Tuesday, 25 October 2016 08:48

24.10.16 Media Release Featured

RESTORING NORMALCY IS A PRIORITY
The importance of restoring normalcy to the North has become evident in the aftermath of the fatal shooting incident involving two university students. The students were shot by police when they failed to stop at a police check point in the early hours of the morning. Students and businesses in Jaffna have been engaging in public protests. There are suspicions voiced in the North that this was a planned incident to deliberately create tensions which would justify a continued strong military presence. In a context in which the North (and East) of the country continue to remain militarized, with large contingents of military personnel in the two provinces, such incidents are also bound to be seen in ethnic terms and therefore contribute to a spiral of negative sentiment.

The National Peace Council condemns the shooting of the unarmed students and welcomes President Maithripala Sirisena’s swift order to the police to conduct an investigation of this incident. He has also ordered compensation to the bereaved families. We condole with the families who have experienced this tragedy.
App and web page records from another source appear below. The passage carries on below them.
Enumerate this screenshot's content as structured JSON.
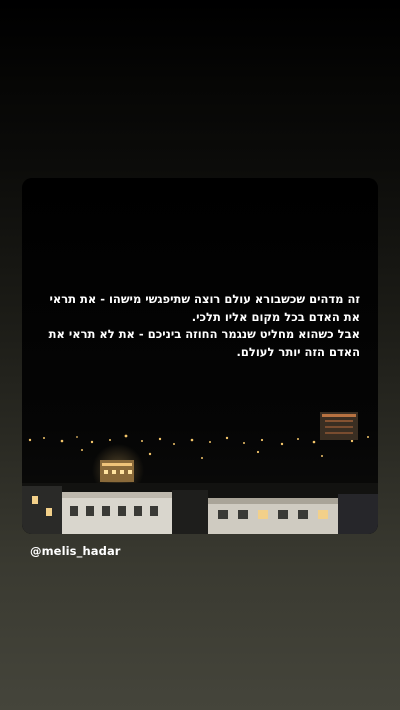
{
  "post": {
    "quote_line_1": "זה מדהים שכשבורא עולם רוצה שתיפגשי מישהו - את תראי את האדם בכל מקום אליו תלכי.",
    "quote_line_2": "אבל כשהוא מחליט שנגמר החוזה ביניכם - את לא תראי את האדם הזה יותר לעולם."
  },
  "mention": {
    "handle": "@melis_hadar"
  },
  "colors": {
    "background_top": "#000000",
    "background_bottom": "#45453b",
    "text": "#ffffff"
  }
}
We call for an impartial investigation that will be seen to be impartial in addition to being impartial. We are aware of a massive trust deficit due to the lack of normalcy in the affairs of the North. We also note that the initial report filed by the police stated that the deaths were caused by a traffic accident. The five police personnel involved have been arrested which is a positive indication of the law taking its course.

In restoring normalcy to the North and East of the country, where most of the three decade long war was fought, we call on the government to emphasise the building of good relations between the police and the people. The local recruitment of more police officers will be necessary. We also call on the government to work with the elected authorities in the North and East, especially the provincial councils to ensure that law and order prevails in a manner so that the people feel greater confidence that all levels of government are functioning for their benefit.

At the present time the government is absorbed in a constitutional reform exercise that involves the whole parliament but whose outcome is not certain. Instead of waiting an indefinite period for this constitutional reform process to be finalized, we call on the government to implement the 13th Amendment to the constitution, which exists as the supreme law of the land, and devolve police powers to the provincial councils. Sustainable solutions require dealing with all of the relevant issues articulated by civilians and political leaders in the North and East. It equally demands that all interests are at least acknowledged, if not entirely satisfied in the short term. Failure to do so would potentially lead to negative outcomes in the long term.

Governing Council
The National Peace Council is an independent and non partisan organization that works towards a negotiated political solution to the ethnic conflict in Sri Lanka. It has a vision of a peaceful and prosperous Sri Lanka in which the freedom, human rights and democratic rights of all the communities are respected. The policy of the National Peace Council is determined by its Governing Council of 20 members who are drawn from diverse walks of life and belong to all the main ethnic and religious communities in the country.